[[ INPUT DATA, beginning ]]
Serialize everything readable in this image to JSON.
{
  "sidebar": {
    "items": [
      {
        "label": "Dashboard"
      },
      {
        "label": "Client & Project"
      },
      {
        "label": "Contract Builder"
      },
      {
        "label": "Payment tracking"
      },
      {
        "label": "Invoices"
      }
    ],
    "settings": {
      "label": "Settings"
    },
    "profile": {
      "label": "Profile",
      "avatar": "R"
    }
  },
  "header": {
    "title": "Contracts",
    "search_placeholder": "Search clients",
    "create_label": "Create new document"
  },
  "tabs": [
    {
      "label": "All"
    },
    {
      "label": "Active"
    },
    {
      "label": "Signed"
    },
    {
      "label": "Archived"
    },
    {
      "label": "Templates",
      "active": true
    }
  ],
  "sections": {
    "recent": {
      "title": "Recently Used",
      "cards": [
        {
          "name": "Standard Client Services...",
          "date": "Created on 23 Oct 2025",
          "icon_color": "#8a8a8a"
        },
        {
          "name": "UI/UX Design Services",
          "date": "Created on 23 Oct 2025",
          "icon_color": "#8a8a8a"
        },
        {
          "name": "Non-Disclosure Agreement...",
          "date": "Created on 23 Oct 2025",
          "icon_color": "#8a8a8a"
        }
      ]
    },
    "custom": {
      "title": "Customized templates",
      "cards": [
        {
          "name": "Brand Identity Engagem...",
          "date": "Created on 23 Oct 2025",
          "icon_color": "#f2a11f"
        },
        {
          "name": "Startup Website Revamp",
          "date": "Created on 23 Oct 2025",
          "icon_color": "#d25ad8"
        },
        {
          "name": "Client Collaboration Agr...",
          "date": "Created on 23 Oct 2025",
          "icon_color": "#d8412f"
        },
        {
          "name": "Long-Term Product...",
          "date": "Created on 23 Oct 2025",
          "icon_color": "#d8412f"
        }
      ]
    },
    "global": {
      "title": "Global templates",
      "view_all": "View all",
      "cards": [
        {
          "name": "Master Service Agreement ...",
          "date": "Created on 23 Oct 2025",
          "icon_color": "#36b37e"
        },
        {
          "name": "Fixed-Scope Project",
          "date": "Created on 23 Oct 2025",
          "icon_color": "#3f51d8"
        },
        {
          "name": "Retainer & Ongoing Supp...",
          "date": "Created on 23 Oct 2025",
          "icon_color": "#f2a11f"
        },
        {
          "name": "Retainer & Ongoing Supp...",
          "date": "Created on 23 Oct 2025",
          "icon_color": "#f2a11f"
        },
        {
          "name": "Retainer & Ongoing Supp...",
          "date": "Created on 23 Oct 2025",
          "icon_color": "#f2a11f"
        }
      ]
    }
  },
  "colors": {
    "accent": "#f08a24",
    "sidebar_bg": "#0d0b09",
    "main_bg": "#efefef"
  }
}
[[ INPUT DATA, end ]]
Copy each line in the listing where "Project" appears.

(REPLY):
        "label": "Client & Project"
          "name": "Fixed-Scope Project",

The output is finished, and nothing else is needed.